In addition to the famous New Year’s Eve Ball Drop in Times Square, and the lighting of the Christmas tree in Rockefeller Center, the Macy’s Thanksgiving Day Parade is one of the most popular New York City holiday celebrations.
The new exhibition Our Global Kitchen: Food, Nature, Culture opens to the public tomorrow at the American Museum of Natural History. The exhibit examines anything and everything having to do with food: celebrating cultures and cooking, historic meals and markets, and moments in our lives that we mark with food, as well as the ingredients that we have discovered and shaped over the course of thousands of years.
Last night, I attended an IN New York and Where event at Lucky Cheng’s—the famous drag queen cabaret restaurant, which recently moved from it’s longstanding home in the East Village to a new spot in Midtown Manhattan’s Theatre District. Years ago I visited the downtown location and it was awesome but a bit cramped, so I second owner Hayne Suthon’s decision to move on up the island
Yesterday afternoon, I took a tour of Times Scare—a haunted destination in Midtown that’s open all year. The spooky vibe begins once you set foot in the space: The entrance looks like an old cathedral, including a re-imagined Sistine Chapel ceiling, with Adam as a half skeleton and God surrounded by skulls.
Yesterday afternoon, I took a tour of Holiday House—an Upper East Side mansion that transforms into a holiday-themed designer showhouse every fall. This year, 27 designers were given the task to thoughtfully design each of the many rooms—picking a theme for each space.

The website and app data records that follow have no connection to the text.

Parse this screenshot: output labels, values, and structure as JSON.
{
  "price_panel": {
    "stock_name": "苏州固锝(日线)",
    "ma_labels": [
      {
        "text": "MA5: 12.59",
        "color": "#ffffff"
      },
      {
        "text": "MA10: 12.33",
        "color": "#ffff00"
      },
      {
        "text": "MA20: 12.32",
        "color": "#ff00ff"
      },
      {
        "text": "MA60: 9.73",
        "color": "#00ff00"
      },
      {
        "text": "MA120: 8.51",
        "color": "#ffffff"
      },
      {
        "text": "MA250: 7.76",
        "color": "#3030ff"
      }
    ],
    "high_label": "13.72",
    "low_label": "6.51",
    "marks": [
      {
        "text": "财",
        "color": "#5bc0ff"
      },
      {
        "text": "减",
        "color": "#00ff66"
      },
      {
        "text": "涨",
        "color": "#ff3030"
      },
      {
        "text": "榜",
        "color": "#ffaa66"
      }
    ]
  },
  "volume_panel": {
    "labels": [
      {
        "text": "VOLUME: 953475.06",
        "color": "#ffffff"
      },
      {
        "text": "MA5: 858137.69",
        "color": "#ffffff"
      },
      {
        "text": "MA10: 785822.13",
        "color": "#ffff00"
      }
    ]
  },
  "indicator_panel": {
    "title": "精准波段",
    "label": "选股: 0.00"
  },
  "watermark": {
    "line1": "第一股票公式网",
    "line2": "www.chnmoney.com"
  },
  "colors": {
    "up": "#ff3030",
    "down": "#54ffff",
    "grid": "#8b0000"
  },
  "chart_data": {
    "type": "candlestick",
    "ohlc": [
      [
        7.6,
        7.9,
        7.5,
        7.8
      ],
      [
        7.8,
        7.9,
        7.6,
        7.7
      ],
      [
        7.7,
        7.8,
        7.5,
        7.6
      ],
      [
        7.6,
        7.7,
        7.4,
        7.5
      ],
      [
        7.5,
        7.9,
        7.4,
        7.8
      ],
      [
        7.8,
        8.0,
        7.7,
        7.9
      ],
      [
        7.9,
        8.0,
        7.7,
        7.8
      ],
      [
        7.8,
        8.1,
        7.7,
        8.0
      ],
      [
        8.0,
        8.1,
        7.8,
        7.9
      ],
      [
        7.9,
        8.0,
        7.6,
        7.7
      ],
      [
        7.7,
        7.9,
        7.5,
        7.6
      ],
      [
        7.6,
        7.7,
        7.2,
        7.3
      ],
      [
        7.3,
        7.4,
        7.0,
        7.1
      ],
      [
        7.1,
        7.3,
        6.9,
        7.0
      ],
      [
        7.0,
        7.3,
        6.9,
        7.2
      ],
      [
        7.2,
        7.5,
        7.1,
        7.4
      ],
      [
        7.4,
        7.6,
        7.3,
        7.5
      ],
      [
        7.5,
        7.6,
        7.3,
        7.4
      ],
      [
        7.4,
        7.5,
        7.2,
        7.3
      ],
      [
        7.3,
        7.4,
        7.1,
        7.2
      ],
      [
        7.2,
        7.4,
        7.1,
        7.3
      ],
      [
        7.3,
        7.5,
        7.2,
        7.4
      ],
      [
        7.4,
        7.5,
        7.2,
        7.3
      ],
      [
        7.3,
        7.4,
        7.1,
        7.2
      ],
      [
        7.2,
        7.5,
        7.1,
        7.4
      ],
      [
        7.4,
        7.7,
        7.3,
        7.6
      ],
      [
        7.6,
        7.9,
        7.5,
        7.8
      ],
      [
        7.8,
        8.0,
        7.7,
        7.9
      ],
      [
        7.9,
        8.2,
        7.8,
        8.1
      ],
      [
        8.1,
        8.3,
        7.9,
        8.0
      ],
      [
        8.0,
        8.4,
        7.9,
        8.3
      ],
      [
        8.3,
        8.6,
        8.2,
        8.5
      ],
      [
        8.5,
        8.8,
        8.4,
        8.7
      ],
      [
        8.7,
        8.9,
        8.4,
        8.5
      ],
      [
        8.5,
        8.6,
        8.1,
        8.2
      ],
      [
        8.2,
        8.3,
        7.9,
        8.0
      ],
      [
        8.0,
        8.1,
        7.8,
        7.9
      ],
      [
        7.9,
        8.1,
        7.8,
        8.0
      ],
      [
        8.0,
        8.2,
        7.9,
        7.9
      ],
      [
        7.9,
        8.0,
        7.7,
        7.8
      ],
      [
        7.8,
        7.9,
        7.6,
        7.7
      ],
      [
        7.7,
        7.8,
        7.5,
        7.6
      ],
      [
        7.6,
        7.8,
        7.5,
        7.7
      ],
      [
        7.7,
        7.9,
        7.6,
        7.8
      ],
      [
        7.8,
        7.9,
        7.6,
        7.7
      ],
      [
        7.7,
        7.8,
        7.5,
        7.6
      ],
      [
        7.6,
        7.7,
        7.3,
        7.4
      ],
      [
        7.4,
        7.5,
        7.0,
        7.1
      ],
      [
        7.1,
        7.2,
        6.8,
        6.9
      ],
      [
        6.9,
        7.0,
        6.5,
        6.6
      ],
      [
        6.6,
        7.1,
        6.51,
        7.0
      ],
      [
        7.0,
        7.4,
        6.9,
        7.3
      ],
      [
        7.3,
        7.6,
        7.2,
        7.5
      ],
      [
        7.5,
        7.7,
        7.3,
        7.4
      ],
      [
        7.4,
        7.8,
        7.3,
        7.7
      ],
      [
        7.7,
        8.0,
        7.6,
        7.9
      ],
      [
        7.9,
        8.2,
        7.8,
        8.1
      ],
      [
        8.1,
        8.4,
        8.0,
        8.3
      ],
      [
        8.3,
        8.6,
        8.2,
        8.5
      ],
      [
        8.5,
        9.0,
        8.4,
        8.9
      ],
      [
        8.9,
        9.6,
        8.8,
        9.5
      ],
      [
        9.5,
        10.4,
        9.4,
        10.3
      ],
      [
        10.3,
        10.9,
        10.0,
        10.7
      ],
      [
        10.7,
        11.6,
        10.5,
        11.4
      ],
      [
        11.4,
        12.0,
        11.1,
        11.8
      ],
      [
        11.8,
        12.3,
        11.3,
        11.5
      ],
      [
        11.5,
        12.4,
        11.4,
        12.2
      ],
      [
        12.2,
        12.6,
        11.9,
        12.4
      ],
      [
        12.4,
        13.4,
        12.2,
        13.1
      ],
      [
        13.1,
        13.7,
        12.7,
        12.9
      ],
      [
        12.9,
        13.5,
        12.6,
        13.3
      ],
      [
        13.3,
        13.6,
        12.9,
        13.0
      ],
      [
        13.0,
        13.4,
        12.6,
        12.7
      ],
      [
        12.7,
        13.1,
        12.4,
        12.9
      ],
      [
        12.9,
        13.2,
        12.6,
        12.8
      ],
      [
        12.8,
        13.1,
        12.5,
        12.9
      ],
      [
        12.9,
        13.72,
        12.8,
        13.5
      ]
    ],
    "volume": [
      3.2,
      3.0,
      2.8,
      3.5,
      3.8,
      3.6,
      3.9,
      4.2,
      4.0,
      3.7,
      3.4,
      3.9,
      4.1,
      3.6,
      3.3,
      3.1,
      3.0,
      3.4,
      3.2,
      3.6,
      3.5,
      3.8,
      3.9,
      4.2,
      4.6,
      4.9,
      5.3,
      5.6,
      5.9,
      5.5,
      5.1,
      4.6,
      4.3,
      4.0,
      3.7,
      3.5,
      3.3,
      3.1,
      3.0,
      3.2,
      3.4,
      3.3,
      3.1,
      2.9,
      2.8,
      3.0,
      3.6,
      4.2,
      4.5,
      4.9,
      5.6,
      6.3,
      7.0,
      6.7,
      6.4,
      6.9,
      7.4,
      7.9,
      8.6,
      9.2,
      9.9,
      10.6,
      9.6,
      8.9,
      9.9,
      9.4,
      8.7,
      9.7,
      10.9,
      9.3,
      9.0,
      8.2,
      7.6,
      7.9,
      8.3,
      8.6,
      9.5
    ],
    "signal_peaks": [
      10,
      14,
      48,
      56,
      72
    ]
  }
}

In all the time I’ve lived in Upper Manhattan, I’ve wanted to go to a Columbia Lions football game at their 218th Street stadium, but never remembered when football season came around. This year, I made it a point to go and was glad I did. The game I attended, against the Fordham Rams, started at noon, but most fans got to the area over an hour earlier to start tailgating.
This weekend, I might check out the Food Network New York City Wine & Food Festival, which starts today and runs through Oct. 14th. Presented by Food & Wine magazine, the event celebrates one of the greatest dining capitals of the world and some of the world’s greatest chefs, winemakers and spirit producers.